The McKinsey analysis considered a television deal a vital ingredient for a league’s success and suggested that the concept that became LIV could earn as much as $410 million from broadcast rights in 2028, if it settled into what it called a “coexistence” with the PGA Tour. But if the league remained mired in “start-up” status, the consultants signaled that it could expect no more than $90 million a year for its broadcast rights in 2028.
In its antitrust case against the PGA Tour, which is not scheduled to go to trial before next January, LIV has used its struggles to secure a television deal as evidence of what it sees as the long-dominant tour’s monopolistic behavior.
The tour, which has television deals that will pay it billions of dollars in the coming years, has denied wrongdoing. But in a filing in August, LIV asserted that the tour had “compromised” its prospects to reach a rights agreement and said that the tour had “threatened sponsors and broadcasters that they must sever their relationships with players who join LIV Golf, or be cut off from having any opportunities with the PGA Tour.”
LIV also said that CBS officials had said “they cannot touch LIV Golf even for consideration” because of the network’s ties to the PGA Tour. (Paramount Global, which controls CBS, holds a minority stake in the CW. The tour also has a contract with Warner Bros.

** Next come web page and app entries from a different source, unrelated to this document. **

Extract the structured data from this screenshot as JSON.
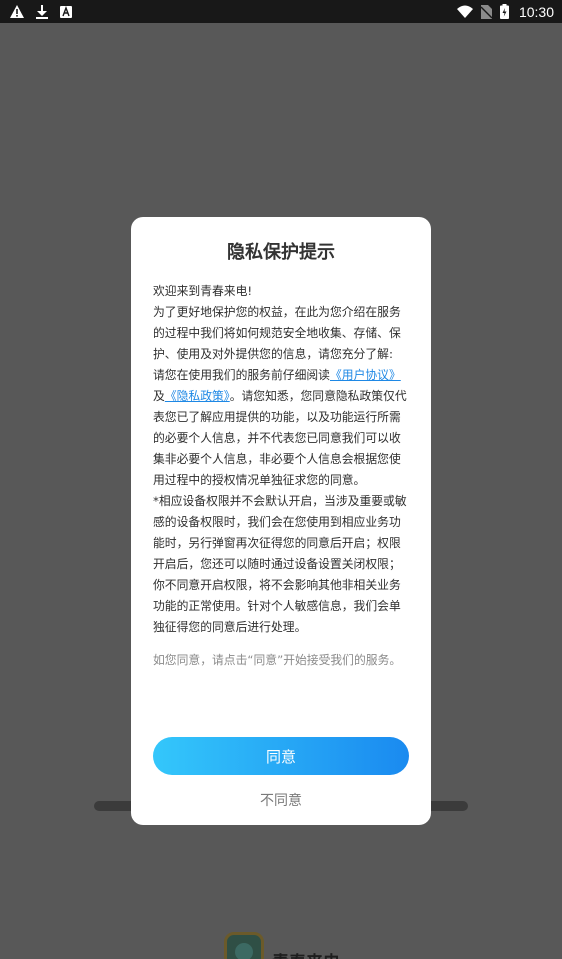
{
  "status_bar": {
    "time": "10:30",
    "left_icons": [
      "alert-icon",
      "download-icon",
      "a-box-icon"
    ],
    "right_icons": [
      "wifi-icon",
      "no-sim-icon",
      "battery-icon"
    ]
  },
  "background": {
    "app_name": "青春来电"
  },
  "dialog": {
    "title": "隐私保护提示",
    "p1": "欢迎来到青春来电!",
    "p2": "为了更好地保护您的权益，在此为您介绍在服务的过程中我们将如何规范安全地收集、存储、保护、使用及对外提供您的信息，请您充分了解:",
    "p3_prefix": "请您在使用我们的服务前仔细阅读",
    "user_agreement_link": "《用户协议》",
    "and": "及",
    "privacy_policy_link": "《隐私政策》",
    "p3_suffix": "。请您知悉，您同意隐私政策仅代表您已了解应用提供的功能，以及功能运行所需的必要个人信息，并不代表您已同意我们可以收集非必要个人信息，非必要个人信息会根据您使用过程中的授权情况单独征求您的同意。",
    "p4": "*相应设备权限并不会默认开启，当涉及重要或敏感的设备权限时，我们会在您使用到相应业务功能时，另行弹窗再次征得您的同意后开启；权限开启后，您还可以随时通过设备设置关闭权限；你不同意开启权限，将不会影响其他非相关业务功能的正常使用。针对个人敏感信息，我们会单独征得您的同意后进行处理。",
    "hint": "如您同意，请点击“同意”开始接受我们的服务。",
    "agree_label": "同意",
    "disagree_label": "不同意"
  },
  "colors": {
    "overlay": "#585858",
    "link": "#1e88e5",
    "button_gradient_start": "#34c7fb",
    "button_gradient_end": "#1a8af0"
  }
}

Discovery, another minority stakeholder in the CW.)
LIV’s pursuit of a television deal proved more turbulent — or at least more public — than the last time its chief executive, Greg Norman, tried to build a rival to the PGA Tour. In 1994, when Norman rolled out plans for a new tour, he had buy-in from Fox, which had extended a 10-year commitment. The uprising ended quickly anyway.
Despite the headwinds this time, Norman had projected confidence for months that LIV would secure some kind of contract. In November, he called a television deal “a priority” and predicted that one would be locked down “very, very soon.”